International ClassificationA23C13/12, A21D13/00, A23C9/13, A21D13/08, A23L1/19, A23C19/093
Cooperative ClassificationA23C9/1315, A23L1/193, A21D13/0041, A23C19/093
European ClassificationA23C19/093, A23C9/13D, A23L1/19B, A21D13/00D12
Legal Events
DateCodeEventDescription
Apr 30, 2013FPExpired due to failure to pay maintenance fee
Effective date: 20130308
Mar 8, 2013LAPSLapse for failure to pay maintenance fees
Oct 22, 2012REMIMaintenance fee reminder mailed
Sep 26, 2008FPAYFee payment
Year of fee payment: 4
Sep 26, 2008SULPSurcharge for late payment
Sep 15, 2008REMIMaintenance fee reminder mailed
Feb 23, 2000ASAssignment
Owner name: NESTEC S.A., SWITZERLAND

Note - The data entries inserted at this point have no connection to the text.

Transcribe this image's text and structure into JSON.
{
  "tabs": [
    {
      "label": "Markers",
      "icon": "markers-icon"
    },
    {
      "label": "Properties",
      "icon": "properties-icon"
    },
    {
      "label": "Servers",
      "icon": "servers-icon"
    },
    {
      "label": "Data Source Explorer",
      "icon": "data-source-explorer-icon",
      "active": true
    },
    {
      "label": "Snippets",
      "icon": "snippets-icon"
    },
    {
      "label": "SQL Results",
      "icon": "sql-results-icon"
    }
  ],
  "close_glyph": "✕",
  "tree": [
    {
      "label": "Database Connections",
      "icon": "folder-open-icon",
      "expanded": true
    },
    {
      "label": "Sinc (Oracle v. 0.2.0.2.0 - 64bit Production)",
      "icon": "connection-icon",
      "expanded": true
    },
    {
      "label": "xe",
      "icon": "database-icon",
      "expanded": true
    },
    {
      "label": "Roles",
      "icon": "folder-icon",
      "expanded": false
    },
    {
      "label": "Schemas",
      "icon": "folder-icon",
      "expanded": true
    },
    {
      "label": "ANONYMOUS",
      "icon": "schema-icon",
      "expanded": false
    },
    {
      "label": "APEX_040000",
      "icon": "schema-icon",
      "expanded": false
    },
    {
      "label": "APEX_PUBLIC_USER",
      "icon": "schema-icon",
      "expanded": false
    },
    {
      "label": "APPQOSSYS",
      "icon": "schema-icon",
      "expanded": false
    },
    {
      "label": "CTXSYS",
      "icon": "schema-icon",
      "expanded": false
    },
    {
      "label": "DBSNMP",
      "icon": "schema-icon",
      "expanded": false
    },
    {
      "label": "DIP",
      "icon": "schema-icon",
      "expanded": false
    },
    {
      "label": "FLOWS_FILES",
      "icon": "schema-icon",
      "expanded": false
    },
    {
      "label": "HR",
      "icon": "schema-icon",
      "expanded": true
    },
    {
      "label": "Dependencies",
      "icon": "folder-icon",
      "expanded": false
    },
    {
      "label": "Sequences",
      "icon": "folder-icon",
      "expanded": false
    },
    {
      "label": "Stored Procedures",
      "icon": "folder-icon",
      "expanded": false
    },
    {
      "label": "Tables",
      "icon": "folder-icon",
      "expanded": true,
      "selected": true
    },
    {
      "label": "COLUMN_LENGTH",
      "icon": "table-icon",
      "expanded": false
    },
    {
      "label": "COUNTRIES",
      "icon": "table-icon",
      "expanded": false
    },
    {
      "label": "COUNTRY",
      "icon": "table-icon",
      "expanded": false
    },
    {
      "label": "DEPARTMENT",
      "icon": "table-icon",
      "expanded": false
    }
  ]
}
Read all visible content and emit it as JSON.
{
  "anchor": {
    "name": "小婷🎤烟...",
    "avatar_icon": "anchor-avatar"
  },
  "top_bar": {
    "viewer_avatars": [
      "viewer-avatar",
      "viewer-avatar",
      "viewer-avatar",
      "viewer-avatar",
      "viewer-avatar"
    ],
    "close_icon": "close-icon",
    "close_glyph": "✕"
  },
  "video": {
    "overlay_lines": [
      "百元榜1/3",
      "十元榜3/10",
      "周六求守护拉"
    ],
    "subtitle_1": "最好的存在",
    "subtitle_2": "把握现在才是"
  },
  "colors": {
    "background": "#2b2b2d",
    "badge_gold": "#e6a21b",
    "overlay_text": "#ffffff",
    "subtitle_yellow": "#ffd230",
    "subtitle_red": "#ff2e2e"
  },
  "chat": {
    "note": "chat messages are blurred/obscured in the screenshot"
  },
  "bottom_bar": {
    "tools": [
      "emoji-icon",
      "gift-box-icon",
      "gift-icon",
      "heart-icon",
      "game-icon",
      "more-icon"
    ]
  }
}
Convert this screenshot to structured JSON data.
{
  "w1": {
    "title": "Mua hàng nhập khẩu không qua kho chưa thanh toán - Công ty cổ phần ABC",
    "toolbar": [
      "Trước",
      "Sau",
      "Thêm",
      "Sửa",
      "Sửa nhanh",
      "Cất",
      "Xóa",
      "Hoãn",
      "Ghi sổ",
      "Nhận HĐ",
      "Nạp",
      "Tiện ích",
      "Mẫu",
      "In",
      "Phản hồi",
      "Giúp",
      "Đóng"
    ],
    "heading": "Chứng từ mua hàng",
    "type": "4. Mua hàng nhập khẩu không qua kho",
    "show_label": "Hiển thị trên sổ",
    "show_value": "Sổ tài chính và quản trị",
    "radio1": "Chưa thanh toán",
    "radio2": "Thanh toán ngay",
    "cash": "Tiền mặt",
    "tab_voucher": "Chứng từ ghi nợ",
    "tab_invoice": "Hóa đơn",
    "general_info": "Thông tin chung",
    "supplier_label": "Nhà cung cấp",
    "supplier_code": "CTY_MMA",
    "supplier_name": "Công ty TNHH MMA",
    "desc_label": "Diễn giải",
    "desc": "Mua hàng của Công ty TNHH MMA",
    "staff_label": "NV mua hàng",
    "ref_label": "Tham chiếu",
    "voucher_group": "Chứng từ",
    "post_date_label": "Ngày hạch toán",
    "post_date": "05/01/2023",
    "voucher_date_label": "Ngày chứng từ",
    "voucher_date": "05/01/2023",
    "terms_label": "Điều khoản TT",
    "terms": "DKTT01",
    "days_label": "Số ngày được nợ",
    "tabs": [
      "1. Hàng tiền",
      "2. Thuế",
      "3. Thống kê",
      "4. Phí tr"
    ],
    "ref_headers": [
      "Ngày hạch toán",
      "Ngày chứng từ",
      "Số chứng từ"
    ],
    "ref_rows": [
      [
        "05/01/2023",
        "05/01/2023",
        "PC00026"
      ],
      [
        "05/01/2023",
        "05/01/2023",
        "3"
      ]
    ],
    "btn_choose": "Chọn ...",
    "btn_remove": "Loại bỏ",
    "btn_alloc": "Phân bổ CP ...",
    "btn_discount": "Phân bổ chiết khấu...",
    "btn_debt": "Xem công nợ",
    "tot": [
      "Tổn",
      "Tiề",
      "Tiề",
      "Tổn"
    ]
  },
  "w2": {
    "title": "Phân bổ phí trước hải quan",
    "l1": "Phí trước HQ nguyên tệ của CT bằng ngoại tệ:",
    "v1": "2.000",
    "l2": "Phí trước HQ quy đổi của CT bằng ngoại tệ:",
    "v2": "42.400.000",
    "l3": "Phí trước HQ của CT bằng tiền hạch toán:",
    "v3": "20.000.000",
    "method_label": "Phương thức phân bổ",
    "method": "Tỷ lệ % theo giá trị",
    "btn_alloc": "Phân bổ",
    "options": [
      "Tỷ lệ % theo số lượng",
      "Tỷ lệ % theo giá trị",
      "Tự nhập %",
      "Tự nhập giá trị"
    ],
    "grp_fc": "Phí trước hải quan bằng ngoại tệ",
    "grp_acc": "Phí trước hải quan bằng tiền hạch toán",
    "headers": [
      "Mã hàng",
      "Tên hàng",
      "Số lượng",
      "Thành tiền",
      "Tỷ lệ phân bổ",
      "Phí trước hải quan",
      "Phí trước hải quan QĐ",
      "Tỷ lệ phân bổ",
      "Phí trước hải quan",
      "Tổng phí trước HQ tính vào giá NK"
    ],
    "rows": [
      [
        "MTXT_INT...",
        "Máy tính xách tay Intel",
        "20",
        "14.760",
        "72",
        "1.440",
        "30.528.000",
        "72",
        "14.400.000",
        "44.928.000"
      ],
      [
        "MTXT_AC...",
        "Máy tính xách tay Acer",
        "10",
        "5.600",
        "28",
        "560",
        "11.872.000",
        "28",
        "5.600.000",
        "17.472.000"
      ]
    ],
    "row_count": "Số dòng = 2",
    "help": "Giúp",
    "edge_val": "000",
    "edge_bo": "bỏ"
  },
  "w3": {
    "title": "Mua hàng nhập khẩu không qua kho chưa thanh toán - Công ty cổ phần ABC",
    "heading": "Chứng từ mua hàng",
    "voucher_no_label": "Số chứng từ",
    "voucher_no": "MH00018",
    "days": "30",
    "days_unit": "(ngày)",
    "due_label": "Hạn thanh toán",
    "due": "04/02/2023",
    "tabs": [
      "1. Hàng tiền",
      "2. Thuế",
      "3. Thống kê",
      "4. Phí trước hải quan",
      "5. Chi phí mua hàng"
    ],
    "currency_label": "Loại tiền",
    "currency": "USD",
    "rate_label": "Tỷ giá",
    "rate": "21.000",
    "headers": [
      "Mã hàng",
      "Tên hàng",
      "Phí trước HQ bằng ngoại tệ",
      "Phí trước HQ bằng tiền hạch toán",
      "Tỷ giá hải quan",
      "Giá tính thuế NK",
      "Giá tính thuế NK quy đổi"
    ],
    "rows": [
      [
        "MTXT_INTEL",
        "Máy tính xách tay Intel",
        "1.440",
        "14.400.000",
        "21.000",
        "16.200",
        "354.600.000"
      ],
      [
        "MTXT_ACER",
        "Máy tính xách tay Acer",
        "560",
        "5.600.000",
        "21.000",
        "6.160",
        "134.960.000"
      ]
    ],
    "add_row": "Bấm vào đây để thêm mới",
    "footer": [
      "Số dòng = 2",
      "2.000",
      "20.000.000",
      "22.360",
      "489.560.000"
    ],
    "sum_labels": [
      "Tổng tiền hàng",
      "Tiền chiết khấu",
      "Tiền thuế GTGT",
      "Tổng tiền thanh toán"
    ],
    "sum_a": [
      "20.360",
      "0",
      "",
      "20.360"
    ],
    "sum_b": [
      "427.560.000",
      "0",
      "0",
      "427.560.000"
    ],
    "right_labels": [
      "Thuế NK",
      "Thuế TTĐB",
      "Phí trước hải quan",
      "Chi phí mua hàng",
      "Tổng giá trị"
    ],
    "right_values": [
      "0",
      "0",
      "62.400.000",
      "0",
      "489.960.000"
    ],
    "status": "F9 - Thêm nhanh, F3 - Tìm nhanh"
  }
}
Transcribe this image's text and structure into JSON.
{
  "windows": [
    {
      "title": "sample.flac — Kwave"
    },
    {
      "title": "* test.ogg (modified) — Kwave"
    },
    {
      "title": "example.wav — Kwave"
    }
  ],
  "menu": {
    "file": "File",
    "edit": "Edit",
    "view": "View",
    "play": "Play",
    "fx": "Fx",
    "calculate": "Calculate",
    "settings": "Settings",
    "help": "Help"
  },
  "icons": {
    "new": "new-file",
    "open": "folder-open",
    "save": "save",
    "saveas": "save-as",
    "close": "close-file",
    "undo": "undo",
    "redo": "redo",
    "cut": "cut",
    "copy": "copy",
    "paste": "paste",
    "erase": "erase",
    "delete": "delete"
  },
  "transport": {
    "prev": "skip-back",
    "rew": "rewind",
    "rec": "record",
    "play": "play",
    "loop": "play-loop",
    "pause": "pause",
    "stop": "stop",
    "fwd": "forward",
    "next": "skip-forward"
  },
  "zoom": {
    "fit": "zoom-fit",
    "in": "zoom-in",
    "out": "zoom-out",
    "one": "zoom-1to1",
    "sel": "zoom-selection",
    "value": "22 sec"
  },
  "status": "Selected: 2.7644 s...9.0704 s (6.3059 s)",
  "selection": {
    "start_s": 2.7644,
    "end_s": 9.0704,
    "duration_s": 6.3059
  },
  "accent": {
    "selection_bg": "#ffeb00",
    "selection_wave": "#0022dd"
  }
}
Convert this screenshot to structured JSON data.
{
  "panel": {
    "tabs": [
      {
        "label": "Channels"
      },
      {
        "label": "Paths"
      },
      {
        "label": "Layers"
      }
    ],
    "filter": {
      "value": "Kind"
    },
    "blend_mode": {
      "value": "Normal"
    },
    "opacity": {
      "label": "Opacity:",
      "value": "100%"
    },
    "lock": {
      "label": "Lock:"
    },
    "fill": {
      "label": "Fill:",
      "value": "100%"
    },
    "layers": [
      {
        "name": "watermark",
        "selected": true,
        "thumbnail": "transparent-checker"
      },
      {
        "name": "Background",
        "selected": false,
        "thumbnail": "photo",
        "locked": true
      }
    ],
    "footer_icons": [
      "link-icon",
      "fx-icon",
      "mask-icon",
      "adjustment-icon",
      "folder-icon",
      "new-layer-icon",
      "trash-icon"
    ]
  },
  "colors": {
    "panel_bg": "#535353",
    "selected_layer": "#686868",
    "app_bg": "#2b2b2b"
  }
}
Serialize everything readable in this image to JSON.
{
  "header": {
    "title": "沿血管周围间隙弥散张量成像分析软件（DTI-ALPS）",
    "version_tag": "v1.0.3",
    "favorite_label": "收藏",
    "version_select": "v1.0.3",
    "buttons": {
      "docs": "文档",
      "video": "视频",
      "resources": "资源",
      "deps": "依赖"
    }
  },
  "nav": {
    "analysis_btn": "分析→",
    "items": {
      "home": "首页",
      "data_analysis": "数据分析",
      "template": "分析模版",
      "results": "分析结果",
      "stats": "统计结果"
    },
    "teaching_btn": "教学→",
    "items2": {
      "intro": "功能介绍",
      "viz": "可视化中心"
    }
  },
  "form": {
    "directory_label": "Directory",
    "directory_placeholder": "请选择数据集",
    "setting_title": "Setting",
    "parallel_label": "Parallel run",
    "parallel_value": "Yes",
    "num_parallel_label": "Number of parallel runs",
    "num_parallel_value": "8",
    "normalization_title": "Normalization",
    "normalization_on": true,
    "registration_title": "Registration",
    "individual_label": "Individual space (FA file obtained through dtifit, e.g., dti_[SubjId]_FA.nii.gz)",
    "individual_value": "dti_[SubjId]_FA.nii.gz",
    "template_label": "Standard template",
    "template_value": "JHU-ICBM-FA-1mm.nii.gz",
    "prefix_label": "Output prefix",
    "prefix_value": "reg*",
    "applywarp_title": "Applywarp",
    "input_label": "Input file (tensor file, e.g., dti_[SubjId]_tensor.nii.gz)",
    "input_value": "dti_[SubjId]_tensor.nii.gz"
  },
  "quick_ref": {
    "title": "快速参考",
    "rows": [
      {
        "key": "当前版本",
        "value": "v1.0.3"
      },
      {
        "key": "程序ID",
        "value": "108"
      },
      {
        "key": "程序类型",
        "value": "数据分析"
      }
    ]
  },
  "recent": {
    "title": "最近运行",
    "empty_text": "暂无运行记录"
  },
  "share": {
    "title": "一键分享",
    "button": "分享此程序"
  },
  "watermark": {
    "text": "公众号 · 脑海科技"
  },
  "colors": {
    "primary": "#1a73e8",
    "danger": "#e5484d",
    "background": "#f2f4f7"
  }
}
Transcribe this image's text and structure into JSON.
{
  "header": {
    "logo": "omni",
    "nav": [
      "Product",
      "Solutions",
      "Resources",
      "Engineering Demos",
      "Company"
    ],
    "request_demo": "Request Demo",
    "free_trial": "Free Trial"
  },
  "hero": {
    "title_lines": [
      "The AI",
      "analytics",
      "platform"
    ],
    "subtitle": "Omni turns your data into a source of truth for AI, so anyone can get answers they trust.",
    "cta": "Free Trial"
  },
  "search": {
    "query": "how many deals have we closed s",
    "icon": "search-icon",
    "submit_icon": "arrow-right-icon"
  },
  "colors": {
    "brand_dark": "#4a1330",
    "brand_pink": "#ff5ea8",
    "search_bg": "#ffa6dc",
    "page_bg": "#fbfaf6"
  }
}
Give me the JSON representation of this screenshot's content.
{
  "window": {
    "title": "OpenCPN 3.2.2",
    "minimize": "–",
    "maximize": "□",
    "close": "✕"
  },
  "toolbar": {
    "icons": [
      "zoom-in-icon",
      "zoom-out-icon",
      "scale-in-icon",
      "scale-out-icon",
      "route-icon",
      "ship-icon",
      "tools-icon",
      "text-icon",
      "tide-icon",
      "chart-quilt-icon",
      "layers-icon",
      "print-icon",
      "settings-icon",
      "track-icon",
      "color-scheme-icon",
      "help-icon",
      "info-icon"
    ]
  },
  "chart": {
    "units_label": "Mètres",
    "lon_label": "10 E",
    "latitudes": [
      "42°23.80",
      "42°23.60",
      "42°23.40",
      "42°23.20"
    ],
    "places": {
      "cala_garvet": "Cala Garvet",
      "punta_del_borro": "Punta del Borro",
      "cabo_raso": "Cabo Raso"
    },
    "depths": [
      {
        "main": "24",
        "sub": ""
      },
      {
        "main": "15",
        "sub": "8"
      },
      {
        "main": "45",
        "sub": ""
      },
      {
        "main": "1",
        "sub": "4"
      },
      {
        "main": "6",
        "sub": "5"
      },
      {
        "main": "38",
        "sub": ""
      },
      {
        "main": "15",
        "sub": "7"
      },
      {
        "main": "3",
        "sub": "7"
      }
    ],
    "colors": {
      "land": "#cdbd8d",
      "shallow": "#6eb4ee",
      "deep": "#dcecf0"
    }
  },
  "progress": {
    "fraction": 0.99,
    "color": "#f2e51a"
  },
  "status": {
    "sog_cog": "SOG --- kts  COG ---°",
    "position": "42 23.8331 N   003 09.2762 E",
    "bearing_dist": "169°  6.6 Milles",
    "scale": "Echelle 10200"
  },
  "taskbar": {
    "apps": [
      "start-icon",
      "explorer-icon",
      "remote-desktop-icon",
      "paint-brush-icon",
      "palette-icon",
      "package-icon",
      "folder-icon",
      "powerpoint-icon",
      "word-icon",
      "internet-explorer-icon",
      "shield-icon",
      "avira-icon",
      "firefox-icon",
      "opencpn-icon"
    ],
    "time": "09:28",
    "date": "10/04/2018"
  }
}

Free format text: ASSIGNMENT OF ASSIGNORS INTEREST;ASSIGNORS:BAENSCH, JOHANNES;GAUGAZ, MARLENE;LENEUF, DOMINIQUE;AND OTHERS;REEL/FRAME:010641/0891;SIGNING DATES FROM 20000211 TO 20000217